Last Friday attendees of the Savannah Film Festival had the opportunity to view a screening of “Marathon: The Patriot’s Day Bombing.” The new documentary follows the aftermath of the Boston Marathon bombings that occurred April 15, 2013, including the immediate rescue and long-term healing process of the survivors and the chase, capture, and trial of the bombers.
Mother and daughter Celeste and Sydney Corcoran, survivors of the bombing, attended the showing with the rest of their immediate family, Kevin and Tyler, to view the completed documentary for the first time and take part in a discussion after the film with director and writer Ricki Stern. Stern and the Corcoran family sat down to discuss the process of making “Marathon” and the final result.
Stern explained that the documentary originated from a desire to follow up on the survivors, and remind the public that the consequences of the event were still unfolding for the survivors and their families, even though it had largely fallen from the country’s radar. “We were actually talking about terrorism in general, and Sheila [Sheila Nevins, a producer on the film] made the point of saying that the Boston bombing trial was happening in Boston, and that it wasn’t being reported on the front cover of The New York Times and was sort of buried in the paper,” Stern said, “and Sheila essentially said, ‘I wonder what happened to all of the survivors?’”
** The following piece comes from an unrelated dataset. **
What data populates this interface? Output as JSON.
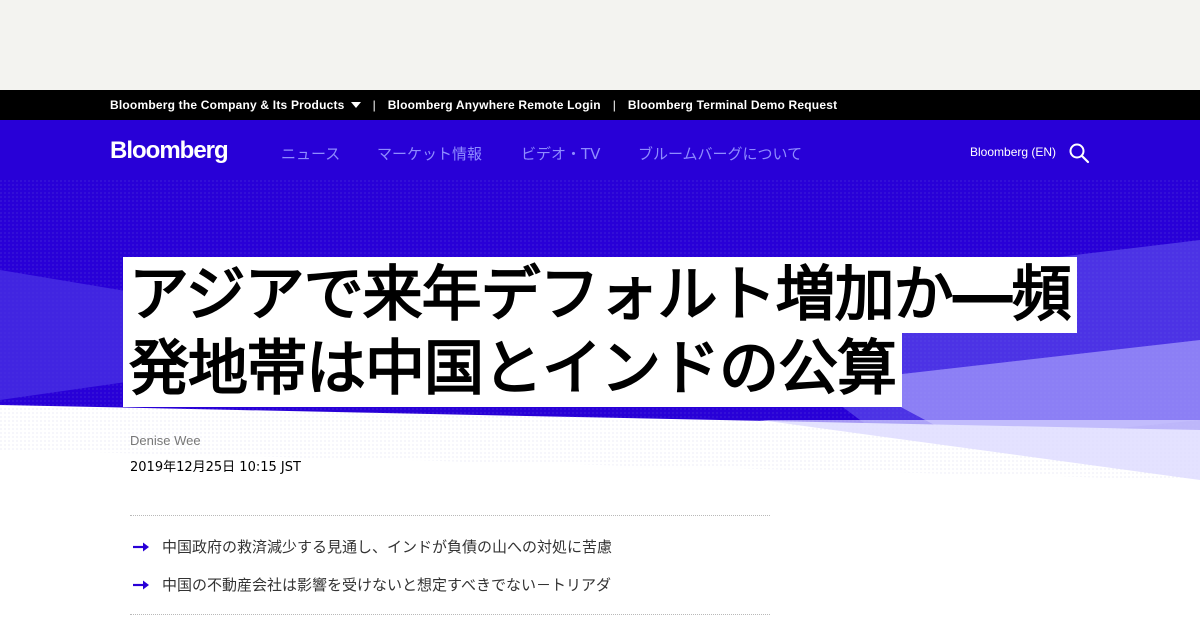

“Marathon” discussed the close bond that has developed between the survivors of the bombing, something the Corcorans eagerly reaffirmed.
“We are family,” Sydney said without hesitation, “We all have this common denominator that makes us so close, but the film has lead to new insight. You see a lot of the private thoughts that we never necessarily would have shared with each other.
“We call ourselves the Boylston Street family,” Celeste said.
Stern and her co-writer/director Anne Sundberg worked closely with the Boston Globe to gather information and footage for “Marathon,” because “Boston stuck with the survivors,” as Stern explained. She described the amount of news footage and photographs as an “avalanche,” but said they sorted through everything to best piece the story together.
“There were no reenactments in the film,” Stern said, “Everything is real and much of it is graphic. I don’t think protecting viewers is respecting them.”
Both Celeste and Sydney agreed that taking part in the film has propelled their healing process forward. “It’s cathartic,” Sydney said, “I think every time you talk about it, it does more to clear the fog; you learn something new about yourself and you keep growing stronger.”
The Corcoran family is far from defeated, and they have used their rediscovered strength to give back to others. Celeste and Sydney visited victims of the Pulse nightclub shooting in Orlando, to help inspire hope. “Someone can tell you it’s going to be all right,” Celeste said, “but it’s so different to have another survivor of tragedy standing in front of you, telling you they did it, and you can too.”
“Marathon: The Patriot’s Day Bombing” premieres on November 21 on HBO at 8 p.m.